Whilst Sheffield is undoubtedly a great place for students to live, we all need an escape every once in a while. But you don’t need to go far for an adventure, as I found out this summer when I hiked the White Peak Way – an 80 mile, 7-day circular walking trail in the Peak District. Even though the travel fare for the trip was only £5, I was in another world – one of dramatic rock formations, stately homes, prehistoric caves, hidden river valleys and constant birdsong.
Indeed, one of the best qualities about the walk was how varied it was and how it takes in so much history. I was particularly touched by the eerie, ancient quality of Stanton Moor – a site which prehistoric people held sacred. Today you can feel their presence with a visit to their rock quarries, the Nine Ladies Stone Circle and the curiously shaped Cork Stone. Meanwhile Thor’s Cave, a dramatic natural cavern overlooking the River Manifold, would be impressive enough even if it wasn’t thought to be a Palaeolithic burial site. Along the route, I also passed more recent artefacts of human activity including disused railways, abandoned limekilns and former mills. And of course, Chatsworth House, seat of the Duke of Devonshire, transports you instantly to an age of timeless age elegance and romance!

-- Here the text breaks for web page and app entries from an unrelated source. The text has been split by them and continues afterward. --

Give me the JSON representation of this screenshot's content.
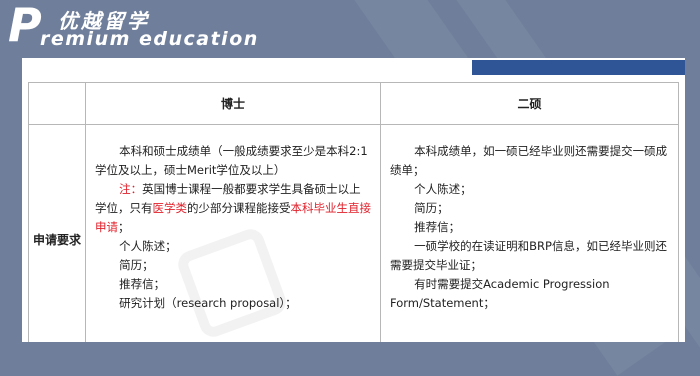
{
  "header": {
    "logo_letter": "P",
    "logo_cn": "优越留学",
    "logo_en": "remium education"
  },
  "table": {
    "col_header_label": "",
    "col_phd": "博士",
    "col_master2": "二硕",
    "row_label": "申请要求",
    "phd": {
      "transcript": "本科和硕士成绩单（一般成绩要求至少是本科2:1学位及以上，硕士Merit学位及以上）",
      "note_prefix": "注：",
      "note_text_1": "英国博士课程一般都要求学生具备硕士以上学位，只有",
      "note_red_1": "医学类",
      "note_text_2": "的少部分课程能接受",
      "note_red_2": "本科毕业生直接申请",
      "note_text_3": "；",
      "statement": "个人陈述；",
      "cv": "简历；",
      "reference": "推荐信；",
      "proposal": "研究计划（research proposal）；"
    },
    "master2": {
      "transcript": "本科成绩单，如一硕已经毕业则还需要提交一硕成绩单；",
      "statement": "个人陈述；",
      "cv": "简历；",
      "reference": "推荐信；",
      "enrollment": "一硕学校的在读证明和BRP信息，如已经毕业则还需要提交毕业证；",
      "progression": "有时需要提交Academic Progression Form/Statement；"
    }
  },
  "colors": {
    "background": "#6f7f9b",
    "accent_bar": "#2f5596",
    "highlight": "#e0202a"
  }
}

The route also passes through some of the Peak District’s most celebrated towns: Bakewell (renown for markets and Bakewell Pudding), Castleton (where you can visit the famous caverns) and Tideswell (whose Church is aptly named the ‘Cathedral of the Peak’). But the natural scenery takes some beating too – a real highlight was walking the Mam Tor ridge, which has stunning views across the Dark and White Peak on both sides. Meanwhile, Dovedale and the Wye Valley make for some gorgeous river-side walking, whilst Froggatt and Curbar Edge host striking arrays of wind-blasted rock formations. In between were countless hidden dales, filled with rare and unusual wildflowers.
One of the things I miss the most is feeling so close to nature. Instead of traffic noise, my ears were filled with the sound of running water and birdsong. Along the way, I had encounters with hares, rabbits, a fox, buzzards, kestrels…not to mention many over-curious cows… but my favourite moment had to be finding a hedgehog curled up asleep in a churchyard!
The White Peak Way is a good choice whether you are alone or in a group because there are Youth Hostels across the whole route, so there’s no need to camp. If you start at Bakewell, then you can walk hostel-to-hostel between the YHAs at Youlgreave, Ilam Hall, Hartington Hall, Ravenstor, Castleton Losehill Hall and Hathersage. Each of these offers breakfast, dinner and packed lunches: a real bonus as there are very few shops along the way! It may be cheap accommodation, but the YHAs are housed in some lovely buildings and wonderful locations. My favourites had to be Ravenstor – a country house hidden in the forest with amazing views – and Hartington, a 17th century manor house that seems lost in time.
I would strongly recommend a walking trip to every student– it is profoundly liberating to break routine and take up a much simpler way of life, free from email inboxes and to-do lists. Waking up in a new place each day allows you to explore so many different places and develop a real connection to the landscape. But if you do fancy walking the White Peak Way, do invest in the proper maps – the route isn’t waymarked so you will need to plot it out by hand. Together the OS Explorer Maps OL1 (Dark Peak) and OL24 (White Peak) cover the whole route.
So what are you waiting for? Get out there and happy exploring!